-- WORK ORDER --
What is the count of lines in the listing below that hold the string "icon"? Reply with that number alone.

-- DATASET EXCERPTS --
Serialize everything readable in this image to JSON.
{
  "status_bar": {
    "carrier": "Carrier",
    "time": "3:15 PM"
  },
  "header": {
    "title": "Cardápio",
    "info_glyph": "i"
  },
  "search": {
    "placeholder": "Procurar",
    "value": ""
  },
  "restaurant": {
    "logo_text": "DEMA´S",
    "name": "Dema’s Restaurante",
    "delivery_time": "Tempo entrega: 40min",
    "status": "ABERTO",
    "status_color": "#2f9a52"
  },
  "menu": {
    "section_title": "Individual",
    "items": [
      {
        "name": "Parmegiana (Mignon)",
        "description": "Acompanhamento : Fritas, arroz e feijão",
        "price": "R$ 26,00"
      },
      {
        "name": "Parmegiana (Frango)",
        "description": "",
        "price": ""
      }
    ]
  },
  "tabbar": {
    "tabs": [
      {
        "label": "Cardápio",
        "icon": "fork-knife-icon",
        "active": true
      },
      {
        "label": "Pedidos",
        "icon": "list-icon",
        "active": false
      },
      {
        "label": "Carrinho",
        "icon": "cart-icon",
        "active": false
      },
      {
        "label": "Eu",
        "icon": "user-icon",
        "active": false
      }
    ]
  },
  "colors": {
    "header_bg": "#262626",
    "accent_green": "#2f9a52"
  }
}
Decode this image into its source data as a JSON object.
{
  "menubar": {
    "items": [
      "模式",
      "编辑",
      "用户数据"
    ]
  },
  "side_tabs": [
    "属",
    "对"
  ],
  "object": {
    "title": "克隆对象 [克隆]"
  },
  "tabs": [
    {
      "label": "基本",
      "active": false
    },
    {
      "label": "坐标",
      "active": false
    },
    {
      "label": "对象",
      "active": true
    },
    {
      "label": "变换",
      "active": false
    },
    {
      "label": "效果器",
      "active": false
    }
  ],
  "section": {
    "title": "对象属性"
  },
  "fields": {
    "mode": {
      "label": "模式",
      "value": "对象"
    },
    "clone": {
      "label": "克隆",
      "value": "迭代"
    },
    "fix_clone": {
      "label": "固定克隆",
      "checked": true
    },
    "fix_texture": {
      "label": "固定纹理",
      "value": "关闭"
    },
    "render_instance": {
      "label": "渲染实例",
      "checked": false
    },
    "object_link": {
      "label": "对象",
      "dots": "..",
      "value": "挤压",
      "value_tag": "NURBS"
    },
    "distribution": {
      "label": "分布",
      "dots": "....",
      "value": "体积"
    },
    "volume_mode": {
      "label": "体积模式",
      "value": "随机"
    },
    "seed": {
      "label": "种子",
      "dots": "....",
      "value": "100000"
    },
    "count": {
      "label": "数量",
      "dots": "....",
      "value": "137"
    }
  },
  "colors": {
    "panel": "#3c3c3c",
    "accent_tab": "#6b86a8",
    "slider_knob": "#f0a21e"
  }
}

-- RESPONSE TO THE EXERCISE --
4